→ **Your task**
Pick every line from the data below that contains the string "chevron" and copy it.

[Items from an interface collection]
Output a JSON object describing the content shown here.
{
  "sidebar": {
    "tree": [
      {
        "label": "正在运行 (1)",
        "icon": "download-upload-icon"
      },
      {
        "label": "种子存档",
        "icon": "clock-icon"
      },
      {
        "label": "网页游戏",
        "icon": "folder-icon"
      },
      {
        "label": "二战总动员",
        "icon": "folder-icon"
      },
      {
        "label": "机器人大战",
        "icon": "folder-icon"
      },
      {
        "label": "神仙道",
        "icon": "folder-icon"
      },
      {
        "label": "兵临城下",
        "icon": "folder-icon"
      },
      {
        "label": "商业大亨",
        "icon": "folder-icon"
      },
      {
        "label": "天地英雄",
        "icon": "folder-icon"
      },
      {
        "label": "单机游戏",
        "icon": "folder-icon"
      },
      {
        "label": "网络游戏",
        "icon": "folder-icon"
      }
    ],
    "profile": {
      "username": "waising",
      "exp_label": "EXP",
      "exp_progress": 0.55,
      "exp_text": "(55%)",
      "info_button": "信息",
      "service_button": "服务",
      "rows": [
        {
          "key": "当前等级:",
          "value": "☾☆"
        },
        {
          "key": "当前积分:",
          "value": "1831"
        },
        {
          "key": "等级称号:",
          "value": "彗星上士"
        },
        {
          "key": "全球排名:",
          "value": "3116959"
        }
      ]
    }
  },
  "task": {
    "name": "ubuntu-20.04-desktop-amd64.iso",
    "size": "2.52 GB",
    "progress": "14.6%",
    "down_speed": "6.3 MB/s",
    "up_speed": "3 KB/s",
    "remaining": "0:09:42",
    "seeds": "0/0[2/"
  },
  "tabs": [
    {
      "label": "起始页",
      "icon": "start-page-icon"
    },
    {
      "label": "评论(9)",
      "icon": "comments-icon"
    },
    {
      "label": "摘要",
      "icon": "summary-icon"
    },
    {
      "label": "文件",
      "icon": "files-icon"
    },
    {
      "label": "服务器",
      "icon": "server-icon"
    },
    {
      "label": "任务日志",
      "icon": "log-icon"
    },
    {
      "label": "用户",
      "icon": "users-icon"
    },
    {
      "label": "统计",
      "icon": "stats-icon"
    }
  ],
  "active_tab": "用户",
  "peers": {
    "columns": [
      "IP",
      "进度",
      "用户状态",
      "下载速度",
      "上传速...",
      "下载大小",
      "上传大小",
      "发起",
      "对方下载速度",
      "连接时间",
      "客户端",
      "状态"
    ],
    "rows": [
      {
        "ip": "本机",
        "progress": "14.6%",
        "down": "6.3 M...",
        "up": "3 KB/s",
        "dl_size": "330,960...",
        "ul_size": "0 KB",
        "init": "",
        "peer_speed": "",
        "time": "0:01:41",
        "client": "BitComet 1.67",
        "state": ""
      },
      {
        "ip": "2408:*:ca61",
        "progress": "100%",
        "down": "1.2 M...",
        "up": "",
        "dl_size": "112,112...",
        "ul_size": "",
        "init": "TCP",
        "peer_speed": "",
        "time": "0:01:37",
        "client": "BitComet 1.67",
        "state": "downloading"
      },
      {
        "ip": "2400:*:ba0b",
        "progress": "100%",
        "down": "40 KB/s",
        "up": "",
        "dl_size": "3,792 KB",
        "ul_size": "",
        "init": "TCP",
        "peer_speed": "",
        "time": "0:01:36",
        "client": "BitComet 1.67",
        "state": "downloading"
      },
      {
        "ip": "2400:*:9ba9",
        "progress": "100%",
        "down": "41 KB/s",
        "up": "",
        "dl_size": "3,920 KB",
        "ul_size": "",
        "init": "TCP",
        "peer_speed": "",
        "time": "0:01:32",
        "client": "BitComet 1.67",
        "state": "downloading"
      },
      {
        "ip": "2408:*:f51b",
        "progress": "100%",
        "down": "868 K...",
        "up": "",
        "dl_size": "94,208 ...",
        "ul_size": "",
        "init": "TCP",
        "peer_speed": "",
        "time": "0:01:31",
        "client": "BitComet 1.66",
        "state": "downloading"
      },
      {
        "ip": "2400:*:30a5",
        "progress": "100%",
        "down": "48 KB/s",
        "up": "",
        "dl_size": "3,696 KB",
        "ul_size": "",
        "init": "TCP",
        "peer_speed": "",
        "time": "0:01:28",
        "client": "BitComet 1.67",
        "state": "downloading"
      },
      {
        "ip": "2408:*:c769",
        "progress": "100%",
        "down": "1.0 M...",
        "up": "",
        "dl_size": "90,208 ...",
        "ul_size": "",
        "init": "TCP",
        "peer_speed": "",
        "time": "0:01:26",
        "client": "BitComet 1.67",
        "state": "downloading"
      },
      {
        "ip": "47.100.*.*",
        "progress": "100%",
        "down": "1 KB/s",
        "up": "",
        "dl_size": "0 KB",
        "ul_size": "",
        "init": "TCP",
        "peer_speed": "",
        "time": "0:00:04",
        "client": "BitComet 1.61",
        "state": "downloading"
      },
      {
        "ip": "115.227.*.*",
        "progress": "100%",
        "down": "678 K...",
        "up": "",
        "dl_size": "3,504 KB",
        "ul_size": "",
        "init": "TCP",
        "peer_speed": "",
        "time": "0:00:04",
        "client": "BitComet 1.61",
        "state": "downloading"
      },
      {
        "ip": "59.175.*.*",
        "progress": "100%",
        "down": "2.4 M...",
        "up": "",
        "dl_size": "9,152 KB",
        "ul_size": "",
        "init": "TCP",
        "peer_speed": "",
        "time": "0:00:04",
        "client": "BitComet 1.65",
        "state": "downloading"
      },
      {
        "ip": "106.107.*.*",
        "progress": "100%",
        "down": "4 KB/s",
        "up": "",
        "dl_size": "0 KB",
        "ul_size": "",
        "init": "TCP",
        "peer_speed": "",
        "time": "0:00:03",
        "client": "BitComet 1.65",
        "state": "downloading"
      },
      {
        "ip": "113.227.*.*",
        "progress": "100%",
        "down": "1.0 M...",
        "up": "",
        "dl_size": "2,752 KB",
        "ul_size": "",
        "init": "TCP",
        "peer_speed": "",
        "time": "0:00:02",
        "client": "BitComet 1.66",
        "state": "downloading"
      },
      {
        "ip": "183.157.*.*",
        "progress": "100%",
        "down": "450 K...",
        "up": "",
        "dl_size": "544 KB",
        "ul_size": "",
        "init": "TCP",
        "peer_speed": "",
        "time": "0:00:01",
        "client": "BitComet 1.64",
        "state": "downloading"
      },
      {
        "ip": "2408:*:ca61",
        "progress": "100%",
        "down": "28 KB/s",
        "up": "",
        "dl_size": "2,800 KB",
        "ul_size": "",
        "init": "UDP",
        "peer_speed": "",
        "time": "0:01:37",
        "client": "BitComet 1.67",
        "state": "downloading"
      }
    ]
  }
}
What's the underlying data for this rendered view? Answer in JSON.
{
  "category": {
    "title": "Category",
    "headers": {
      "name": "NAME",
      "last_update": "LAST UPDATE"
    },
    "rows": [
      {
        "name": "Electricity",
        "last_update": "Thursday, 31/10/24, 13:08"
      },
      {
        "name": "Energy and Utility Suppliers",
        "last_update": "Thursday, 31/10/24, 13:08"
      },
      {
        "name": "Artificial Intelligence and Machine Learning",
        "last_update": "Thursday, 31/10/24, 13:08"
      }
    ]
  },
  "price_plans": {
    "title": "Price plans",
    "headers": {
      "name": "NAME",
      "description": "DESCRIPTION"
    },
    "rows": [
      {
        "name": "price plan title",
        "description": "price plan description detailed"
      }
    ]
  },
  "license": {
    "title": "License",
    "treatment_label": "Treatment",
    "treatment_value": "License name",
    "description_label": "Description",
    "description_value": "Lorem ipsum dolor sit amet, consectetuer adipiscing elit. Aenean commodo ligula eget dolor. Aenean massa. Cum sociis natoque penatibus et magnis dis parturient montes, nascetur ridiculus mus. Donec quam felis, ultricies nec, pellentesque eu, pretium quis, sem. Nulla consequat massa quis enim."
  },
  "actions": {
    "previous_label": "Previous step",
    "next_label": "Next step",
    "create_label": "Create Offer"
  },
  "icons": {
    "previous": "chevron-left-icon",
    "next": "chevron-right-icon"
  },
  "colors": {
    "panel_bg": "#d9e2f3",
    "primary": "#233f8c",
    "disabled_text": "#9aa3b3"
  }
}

→ **Response to this exercise**
    "previous": "chevron-left-icon",
    "next": "chevron-right-icon"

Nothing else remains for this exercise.